New Report Says PCI Not a Great Deterrent but Better Than the Rest
"The compromise of sensitive information increased dramatically in 2008, and it's past time to be vigilant about enterprise security," said Dr. Peter Tippett, vice president of research and intelligence for Verizon Business Security Solutions.
"This report should serve as another wake-up call that good security and a proactive approach are paramount to running a business in this day and age, particularly since the economic crisis is likely to trigger a further increase in criminal activity," Tippett added.
Verizon Business produced the "2009 Data Breach Investigations Report," the second of its type so far. The report found that the financial sector accounted for 93% of all such records compromised in 2008, and a "staggering" 90% of these records involved groups identified as engaged in organized crime.
Similar to the first study's findings, the study found that sophisticated attacks account for only 17% of breaches. However, these relatively few cases accounted for 95% of the total records breached-proving that motivated hackers know where and what to target.
Verizon Business investigative experts found that nearly nine out of 10 breaches were considered avoidable if security basics had been followed and most of the breaches investigated did not require difficult or expensive preventive controls. The 2009 report concluded that mistakes and oversight failures hindered security efforts more than a lack of resources at the time of the breach.
The report found that complying with the PCI data security standard remains essential for avoiding card security breaches. By itself PCI will not guarantee that a financial institution or retailer does not suffer a breach, the report said, but not using it will almost certainly bring trouble. Fully 81% of affected organizations subject to PCI had been found noncompliant prior to being breached, the study found.
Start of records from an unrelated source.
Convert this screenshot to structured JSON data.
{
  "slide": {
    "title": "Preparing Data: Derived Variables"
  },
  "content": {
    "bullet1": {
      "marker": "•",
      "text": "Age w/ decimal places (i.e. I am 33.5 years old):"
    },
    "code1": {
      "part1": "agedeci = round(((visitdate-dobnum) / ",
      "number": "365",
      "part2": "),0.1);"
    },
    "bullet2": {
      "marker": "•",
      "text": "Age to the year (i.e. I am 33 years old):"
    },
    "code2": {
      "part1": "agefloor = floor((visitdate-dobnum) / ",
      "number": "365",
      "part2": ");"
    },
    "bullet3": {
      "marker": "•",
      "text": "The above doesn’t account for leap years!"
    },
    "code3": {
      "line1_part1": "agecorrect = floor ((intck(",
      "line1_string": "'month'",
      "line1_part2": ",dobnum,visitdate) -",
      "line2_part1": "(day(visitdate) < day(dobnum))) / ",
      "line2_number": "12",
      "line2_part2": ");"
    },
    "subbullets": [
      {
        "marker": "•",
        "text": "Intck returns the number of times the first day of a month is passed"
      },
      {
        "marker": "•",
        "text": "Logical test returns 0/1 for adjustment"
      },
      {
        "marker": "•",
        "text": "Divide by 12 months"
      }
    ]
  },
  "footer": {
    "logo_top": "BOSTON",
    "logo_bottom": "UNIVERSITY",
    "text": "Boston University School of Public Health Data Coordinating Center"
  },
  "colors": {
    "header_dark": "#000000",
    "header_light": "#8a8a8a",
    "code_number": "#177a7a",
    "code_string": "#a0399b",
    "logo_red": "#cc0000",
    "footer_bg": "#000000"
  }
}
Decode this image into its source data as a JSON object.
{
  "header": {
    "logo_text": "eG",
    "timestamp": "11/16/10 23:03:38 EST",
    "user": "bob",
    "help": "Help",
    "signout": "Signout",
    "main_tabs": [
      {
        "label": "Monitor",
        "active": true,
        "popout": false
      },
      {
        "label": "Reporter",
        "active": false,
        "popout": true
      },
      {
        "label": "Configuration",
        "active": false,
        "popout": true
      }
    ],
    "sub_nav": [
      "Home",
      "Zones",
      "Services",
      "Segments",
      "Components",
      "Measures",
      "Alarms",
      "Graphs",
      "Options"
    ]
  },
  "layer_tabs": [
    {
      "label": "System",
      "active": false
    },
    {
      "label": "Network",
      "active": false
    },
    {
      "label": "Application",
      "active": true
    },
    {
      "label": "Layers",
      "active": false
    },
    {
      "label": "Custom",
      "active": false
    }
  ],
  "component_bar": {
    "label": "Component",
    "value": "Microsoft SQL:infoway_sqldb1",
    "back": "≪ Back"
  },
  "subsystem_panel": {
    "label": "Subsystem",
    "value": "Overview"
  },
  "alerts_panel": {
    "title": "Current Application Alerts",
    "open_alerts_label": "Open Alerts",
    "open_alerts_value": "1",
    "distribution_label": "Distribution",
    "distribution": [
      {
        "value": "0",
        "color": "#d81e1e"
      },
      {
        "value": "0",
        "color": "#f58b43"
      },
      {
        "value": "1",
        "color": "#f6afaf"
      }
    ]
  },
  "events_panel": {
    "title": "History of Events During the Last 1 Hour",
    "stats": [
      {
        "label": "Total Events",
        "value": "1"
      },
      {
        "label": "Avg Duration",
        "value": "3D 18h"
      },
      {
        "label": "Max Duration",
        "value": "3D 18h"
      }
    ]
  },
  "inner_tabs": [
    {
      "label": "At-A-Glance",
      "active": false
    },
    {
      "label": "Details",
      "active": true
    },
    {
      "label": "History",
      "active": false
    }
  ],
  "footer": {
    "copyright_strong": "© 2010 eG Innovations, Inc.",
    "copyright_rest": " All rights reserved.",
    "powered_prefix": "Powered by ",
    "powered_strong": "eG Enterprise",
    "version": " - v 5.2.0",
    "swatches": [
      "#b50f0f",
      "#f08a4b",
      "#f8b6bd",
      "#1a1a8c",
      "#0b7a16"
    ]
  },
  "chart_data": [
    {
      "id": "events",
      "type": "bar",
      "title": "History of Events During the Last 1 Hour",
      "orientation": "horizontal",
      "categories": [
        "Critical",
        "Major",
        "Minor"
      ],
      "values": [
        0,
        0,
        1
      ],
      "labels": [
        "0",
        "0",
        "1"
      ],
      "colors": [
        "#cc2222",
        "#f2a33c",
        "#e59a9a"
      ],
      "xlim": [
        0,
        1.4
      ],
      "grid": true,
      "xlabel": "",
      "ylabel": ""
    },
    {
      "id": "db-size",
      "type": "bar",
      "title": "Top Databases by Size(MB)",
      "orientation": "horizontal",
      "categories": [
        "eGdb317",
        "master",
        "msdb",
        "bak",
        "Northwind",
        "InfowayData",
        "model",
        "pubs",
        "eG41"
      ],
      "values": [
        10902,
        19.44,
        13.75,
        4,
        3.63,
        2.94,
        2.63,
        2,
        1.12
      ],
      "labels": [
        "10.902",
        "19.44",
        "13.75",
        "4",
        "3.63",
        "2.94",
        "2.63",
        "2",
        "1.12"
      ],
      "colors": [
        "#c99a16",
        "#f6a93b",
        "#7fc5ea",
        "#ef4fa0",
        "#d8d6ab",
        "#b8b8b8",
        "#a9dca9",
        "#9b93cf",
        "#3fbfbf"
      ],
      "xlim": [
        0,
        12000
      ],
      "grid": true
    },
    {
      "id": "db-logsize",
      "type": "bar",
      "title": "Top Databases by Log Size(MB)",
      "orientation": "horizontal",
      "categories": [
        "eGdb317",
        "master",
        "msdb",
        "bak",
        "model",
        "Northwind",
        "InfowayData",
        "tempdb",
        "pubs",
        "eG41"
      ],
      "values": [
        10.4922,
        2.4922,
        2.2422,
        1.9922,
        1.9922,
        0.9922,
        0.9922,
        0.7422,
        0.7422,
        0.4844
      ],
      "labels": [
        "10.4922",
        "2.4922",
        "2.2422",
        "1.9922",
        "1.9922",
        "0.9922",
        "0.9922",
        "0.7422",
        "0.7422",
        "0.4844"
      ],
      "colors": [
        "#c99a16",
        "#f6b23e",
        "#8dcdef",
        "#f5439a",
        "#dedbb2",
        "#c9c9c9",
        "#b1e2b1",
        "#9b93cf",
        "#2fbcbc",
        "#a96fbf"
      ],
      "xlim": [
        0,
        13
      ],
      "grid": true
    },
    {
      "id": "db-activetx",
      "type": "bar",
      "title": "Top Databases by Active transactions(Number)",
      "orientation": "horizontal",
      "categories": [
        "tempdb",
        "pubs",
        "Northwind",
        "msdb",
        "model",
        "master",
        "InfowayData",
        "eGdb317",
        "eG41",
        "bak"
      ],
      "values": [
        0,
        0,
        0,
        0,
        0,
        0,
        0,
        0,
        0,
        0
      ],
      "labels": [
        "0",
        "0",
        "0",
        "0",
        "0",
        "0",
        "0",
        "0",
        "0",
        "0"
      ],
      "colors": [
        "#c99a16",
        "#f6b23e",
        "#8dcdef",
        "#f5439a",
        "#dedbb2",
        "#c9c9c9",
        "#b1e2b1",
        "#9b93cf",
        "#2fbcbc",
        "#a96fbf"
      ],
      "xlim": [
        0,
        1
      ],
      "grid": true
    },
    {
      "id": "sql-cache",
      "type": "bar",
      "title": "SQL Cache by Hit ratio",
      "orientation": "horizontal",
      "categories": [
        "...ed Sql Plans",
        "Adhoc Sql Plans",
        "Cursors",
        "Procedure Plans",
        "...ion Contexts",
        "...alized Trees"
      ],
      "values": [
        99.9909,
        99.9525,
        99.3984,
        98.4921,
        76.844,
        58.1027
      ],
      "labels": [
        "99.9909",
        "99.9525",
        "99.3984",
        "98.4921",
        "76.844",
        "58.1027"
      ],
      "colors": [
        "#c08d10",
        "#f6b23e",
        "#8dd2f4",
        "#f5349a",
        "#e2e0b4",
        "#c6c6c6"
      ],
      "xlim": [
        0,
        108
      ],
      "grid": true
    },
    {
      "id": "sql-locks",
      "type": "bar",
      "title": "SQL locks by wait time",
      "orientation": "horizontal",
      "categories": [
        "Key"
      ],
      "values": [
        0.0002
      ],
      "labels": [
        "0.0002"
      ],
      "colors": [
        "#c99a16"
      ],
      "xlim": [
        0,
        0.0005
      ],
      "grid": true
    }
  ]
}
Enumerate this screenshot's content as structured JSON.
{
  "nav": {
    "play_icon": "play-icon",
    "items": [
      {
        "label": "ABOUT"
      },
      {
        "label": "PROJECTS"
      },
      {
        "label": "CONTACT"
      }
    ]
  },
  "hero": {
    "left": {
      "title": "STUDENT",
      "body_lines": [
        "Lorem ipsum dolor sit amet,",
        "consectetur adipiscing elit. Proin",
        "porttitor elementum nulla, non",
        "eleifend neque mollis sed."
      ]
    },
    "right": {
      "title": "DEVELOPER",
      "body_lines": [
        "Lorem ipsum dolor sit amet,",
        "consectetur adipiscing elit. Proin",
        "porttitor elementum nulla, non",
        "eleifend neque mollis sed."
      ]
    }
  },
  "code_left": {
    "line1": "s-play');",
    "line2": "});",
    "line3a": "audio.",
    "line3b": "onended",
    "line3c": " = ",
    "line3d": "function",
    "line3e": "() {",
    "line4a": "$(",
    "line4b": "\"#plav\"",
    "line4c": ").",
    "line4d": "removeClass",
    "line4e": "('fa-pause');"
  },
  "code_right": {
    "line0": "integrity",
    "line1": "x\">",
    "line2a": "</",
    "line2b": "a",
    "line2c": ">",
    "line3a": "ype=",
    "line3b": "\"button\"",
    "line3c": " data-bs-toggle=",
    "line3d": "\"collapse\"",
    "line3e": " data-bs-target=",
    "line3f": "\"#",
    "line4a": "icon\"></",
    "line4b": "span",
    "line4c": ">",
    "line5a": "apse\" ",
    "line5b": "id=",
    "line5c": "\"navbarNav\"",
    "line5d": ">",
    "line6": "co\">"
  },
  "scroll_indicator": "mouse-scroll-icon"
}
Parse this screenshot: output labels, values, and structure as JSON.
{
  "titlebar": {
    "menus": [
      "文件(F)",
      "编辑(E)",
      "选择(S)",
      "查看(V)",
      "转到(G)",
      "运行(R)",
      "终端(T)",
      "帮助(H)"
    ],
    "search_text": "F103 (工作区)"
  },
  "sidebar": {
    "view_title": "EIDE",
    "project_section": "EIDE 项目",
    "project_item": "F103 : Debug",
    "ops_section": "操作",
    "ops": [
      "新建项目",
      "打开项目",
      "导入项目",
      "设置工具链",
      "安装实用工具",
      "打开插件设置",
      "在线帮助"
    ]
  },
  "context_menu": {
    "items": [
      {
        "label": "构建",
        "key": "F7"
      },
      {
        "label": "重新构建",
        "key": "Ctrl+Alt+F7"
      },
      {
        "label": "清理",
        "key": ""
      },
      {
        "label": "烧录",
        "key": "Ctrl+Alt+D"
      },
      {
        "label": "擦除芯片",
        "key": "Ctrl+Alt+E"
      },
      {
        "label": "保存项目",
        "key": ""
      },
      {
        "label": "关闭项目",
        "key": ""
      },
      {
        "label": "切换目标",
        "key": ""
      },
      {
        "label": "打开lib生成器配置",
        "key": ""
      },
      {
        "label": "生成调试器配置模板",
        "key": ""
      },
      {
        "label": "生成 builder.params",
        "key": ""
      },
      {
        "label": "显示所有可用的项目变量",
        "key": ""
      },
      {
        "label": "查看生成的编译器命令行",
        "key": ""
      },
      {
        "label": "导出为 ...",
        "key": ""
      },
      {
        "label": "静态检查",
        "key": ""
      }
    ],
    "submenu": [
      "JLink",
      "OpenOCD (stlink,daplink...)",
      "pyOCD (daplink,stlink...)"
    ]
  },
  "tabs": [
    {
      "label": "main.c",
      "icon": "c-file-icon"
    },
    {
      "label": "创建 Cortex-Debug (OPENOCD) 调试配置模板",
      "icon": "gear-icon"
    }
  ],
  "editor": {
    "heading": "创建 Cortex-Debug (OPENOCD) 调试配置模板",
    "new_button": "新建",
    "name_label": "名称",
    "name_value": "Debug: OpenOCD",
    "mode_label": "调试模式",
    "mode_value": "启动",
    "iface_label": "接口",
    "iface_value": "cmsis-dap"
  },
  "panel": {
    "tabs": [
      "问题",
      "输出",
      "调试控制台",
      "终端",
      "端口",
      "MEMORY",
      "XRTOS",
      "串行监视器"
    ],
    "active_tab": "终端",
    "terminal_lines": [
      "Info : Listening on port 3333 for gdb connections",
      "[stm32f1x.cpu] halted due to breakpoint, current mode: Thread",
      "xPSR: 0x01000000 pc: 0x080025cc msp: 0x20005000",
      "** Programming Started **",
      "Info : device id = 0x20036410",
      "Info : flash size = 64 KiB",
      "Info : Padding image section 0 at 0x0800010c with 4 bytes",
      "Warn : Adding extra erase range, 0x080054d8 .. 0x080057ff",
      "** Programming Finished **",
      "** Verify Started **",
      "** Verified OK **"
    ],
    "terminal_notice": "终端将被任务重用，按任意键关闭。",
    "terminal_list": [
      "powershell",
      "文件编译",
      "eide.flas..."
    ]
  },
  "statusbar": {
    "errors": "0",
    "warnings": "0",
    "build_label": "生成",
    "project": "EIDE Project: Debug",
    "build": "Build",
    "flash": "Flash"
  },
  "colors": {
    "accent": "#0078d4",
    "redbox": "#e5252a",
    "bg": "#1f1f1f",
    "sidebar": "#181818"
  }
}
Additionally, most data security breaches in 2008 arose from hacking (74%) and from business partner weaknesses (32%), and not from insiders (20%).
The safest thing to do, the study found, was to audit your systems for security or otherwise have a trusted third party examine and test them. In 2008, 69% of cases were discovered by third parties and not by the breached organizations themselves.
The report noted that "the ability to detect a data breach when it occurs remains a huge stumbling block for most organizations. Whether the deficiency lies in technology or process, the result is the same. During the last five years, relatively few victims have discovered their own breaches."
The firm reported that 2008 saw a big shift to crimes where consumer personal identification numbers are stolen. These PIN-based attacks hit the consumer much harder than signature-based attacks in which a consumer's credit card is compromised, the report said. Investigators found that PIN fraud typically led to cash being withdrawn directly from the consumer's account, placing a greater burden on the consumer to prove that transactions are fraudulent.
The higher monetary value commanded by PIN data has spawned a cycle of innovation in attack methodologies. Criminals have re-engineered their processes and developed new tools, such as memory-scraping malware to steal this valuable commodity.
The geographic distribution of external data breach sources continue to show high activity in Eastern Europe, East Asia and North America. In fact, the 2009 report shows that these regions accounted for 82% of all external attacks.
Among investigators, Tippett pointed out, "Eastern Europe is known as a notorious haven for organized cybercrime outfits, which played a major role in breaches throughout 2008."
"We have a great deal of evidence that malicious activity from Eastern Europe is the work of organized crime," he said. However, " efforts with law enforcement led to arrests in at least 15 cases in 2008."